* **Task**
Your answer should consist of every line in the records that holds "this".

· · · ·

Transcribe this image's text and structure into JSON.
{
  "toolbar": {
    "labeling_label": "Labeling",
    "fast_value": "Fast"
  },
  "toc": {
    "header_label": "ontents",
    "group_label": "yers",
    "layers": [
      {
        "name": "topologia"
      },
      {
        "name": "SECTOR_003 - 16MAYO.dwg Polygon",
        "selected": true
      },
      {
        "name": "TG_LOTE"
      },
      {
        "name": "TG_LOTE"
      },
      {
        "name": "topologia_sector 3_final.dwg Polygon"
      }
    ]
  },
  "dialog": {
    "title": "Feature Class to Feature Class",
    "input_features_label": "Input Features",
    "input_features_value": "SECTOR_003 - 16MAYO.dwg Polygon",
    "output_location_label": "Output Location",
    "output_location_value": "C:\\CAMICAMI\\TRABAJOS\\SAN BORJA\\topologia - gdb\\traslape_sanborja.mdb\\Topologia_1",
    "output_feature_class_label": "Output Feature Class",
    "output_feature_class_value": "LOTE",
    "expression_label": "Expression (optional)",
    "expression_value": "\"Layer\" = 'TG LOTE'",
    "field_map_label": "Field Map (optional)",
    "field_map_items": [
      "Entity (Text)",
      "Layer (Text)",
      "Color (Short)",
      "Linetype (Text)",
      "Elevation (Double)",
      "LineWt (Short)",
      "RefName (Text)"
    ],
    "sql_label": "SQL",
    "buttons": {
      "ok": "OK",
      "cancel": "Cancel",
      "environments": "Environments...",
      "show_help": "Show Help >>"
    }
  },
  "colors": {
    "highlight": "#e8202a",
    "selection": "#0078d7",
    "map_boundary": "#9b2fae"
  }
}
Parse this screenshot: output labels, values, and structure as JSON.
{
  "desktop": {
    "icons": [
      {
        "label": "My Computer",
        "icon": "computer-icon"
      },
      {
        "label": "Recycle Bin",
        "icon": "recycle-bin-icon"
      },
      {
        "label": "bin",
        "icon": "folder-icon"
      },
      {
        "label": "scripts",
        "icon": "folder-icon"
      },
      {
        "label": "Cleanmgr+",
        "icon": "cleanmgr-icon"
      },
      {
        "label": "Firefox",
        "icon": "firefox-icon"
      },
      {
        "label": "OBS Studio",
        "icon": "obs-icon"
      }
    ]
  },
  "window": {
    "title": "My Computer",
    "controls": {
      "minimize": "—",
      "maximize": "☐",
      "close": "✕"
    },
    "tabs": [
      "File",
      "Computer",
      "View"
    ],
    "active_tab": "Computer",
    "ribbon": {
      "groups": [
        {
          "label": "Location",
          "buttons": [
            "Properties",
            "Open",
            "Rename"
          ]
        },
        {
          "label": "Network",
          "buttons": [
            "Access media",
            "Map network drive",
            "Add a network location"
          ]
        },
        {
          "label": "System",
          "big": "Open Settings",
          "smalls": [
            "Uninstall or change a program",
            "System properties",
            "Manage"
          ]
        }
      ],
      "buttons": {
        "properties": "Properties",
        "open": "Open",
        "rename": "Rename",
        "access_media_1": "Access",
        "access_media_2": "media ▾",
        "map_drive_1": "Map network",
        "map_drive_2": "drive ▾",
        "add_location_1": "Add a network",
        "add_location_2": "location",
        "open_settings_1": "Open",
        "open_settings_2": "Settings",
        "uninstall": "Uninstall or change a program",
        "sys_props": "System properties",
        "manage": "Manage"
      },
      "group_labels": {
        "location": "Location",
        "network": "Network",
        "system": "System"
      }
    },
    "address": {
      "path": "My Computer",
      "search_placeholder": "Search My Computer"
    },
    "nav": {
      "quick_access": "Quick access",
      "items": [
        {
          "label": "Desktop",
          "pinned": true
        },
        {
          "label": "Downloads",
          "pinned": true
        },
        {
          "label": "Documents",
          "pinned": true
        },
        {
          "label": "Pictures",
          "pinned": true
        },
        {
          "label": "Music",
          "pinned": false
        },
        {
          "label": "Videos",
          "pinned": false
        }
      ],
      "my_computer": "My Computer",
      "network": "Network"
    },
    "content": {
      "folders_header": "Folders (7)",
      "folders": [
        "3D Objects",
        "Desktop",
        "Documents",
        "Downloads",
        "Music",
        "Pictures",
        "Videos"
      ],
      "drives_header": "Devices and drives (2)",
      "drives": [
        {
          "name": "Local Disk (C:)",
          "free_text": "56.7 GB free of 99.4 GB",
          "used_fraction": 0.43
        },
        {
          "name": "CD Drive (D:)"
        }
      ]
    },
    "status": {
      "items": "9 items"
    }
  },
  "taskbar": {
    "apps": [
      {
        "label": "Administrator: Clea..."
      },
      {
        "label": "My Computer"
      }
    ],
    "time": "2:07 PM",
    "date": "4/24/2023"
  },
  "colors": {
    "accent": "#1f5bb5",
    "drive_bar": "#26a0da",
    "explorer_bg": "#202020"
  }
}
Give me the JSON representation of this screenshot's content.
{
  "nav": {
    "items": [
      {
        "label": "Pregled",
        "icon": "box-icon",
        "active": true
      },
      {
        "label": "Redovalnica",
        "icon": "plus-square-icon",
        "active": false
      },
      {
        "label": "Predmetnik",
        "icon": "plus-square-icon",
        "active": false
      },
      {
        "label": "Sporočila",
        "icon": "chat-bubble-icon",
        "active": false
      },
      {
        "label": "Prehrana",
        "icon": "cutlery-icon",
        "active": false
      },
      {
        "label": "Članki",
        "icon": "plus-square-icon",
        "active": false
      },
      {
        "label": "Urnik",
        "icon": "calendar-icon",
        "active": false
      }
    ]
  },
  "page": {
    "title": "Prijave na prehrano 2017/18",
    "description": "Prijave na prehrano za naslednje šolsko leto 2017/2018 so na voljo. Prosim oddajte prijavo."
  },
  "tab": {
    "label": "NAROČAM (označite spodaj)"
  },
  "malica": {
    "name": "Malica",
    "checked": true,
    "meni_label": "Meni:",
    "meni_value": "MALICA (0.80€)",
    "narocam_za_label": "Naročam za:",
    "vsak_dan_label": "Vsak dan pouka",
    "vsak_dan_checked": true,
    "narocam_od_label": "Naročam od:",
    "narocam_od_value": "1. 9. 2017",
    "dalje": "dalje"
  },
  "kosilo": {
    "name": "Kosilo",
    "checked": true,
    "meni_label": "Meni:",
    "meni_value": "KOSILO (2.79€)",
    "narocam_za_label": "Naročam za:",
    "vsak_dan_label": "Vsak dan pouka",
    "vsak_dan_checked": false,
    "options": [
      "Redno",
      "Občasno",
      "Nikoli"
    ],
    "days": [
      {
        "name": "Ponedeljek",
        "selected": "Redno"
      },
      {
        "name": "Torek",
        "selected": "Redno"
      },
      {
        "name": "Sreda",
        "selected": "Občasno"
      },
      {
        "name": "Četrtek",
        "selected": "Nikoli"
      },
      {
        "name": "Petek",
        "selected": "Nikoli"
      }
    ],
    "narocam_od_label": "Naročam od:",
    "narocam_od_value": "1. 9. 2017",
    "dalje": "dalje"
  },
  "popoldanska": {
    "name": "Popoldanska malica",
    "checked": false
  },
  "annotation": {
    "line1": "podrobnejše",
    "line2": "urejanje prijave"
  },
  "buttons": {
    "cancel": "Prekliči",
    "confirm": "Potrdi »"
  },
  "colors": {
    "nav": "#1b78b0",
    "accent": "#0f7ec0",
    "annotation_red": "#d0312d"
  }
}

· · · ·

* **Finished exercise**
Transcribe this image's text and structure into JSON.
Parse this screenshot: output labels, values, and structure as JSON.
Give me the JSON representation of this screenshot's content.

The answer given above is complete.